Wendy (Raukawa) is an accomplished social scientist specialising in land use planning to reduce risks from natural hazards and climate change. Wendy co-leads the Mātauranga Māori research programme in the Resilience to Nature’s Challenges National Science Challenge; leads the Improved Risk Governance research programme at GNS Science; is on the QuakeCoRE leadership team; and until recently led the Engagement Programme for the Deep South National Science Challenge. Her research has focused on investigating the role of iwi/hapū management plans in natural hazard and risk management; and how iwi/hapū management plans can inform research directions.
Prof Mark Bebbington
Multihazard Risk Model
Mark is Professor in Geostatistics at Massey University, with a split appointment between the Statistics Group of the School of Fundamental Sciences and Volcanic Risk Solutions in the School of Agriculture and Environment. His research interests include stochastic modelling, especially in geophysics, inference and computational methods for stochastic processes, and reliability and statistical quality control.
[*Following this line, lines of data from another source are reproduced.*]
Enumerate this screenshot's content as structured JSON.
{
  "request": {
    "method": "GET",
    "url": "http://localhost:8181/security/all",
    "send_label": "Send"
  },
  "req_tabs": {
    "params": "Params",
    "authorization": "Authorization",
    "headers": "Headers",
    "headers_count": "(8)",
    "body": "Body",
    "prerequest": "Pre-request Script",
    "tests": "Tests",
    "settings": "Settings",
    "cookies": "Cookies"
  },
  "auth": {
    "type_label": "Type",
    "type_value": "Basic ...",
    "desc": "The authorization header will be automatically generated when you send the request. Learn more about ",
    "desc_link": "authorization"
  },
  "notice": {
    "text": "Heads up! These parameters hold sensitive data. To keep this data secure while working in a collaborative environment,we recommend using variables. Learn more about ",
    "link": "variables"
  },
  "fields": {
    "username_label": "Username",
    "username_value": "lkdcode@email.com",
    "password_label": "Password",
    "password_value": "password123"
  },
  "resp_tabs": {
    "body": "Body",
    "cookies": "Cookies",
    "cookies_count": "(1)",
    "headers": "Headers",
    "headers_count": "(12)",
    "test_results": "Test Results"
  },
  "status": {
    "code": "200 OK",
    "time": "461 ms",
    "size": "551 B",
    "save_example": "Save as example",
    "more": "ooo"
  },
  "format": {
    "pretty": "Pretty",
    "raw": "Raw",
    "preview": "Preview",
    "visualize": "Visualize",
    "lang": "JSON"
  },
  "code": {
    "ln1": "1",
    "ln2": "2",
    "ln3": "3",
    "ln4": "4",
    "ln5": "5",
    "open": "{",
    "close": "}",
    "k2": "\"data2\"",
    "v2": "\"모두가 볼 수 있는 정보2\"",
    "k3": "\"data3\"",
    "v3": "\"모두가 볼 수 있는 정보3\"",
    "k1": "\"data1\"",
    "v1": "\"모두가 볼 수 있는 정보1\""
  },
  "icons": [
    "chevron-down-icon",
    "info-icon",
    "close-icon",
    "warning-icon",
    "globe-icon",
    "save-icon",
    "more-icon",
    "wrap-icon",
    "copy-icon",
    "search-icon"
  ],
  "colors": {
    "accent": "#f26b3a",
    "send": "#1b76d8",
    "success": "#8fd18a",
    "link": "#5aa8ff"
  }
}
Mark has published over 100 international journal papers and received over 20 contestable research grants; with a focus on developing methods for assessing and forecasting natural hazard risks, especially volcanic and earthquake hazards. He is also an associate editor for the journals: Frontiers in Earth Science Geohazards and Georisks; Statistics in Volcanology; and The Australian & New Zealand Journal of Statistics.
Assoc Prof Jon Procter
Jon (Muaupoko, Ngati Apa, Ngai Tahu) has a background in Geographical Information Systems, mapping, geology and numerical mass flow modelling. He currently leads the multi-agency $2.5 million Living with Volcanic risk programme (2016-2019) and has also led a diverse range of other Māori-specific projects via MBIE, NZ Natural Hazards Research Platform, Landcare Research and variety of Iwi Authorities and Regional councils. His experience includes Māori-resource and landscape mapping and iwi-based initiatives into volcanic hazard mapping and environmental/pollution monitoring and management. Dr Procter is an Associate Professor in the Institute of Agriculture and Environment at Massey University and has published over 35 papers in refereed international journals.
Dr Sally Potter
Sally is a social scientist at GNS Science, with a background in geosciences and emergency management. She conducts research on early warning systems, particularly the communication of warnings for a range of natural hazards. Her current focus is on impact-based warnings for severe weather, and optimal messaging for short warnings such as Emergency Mobile Alerts. She is the co-lead of the Communication Task Team within the World Meteorological Organization’s High Impact Weather research programme, linking her to a global network of experts.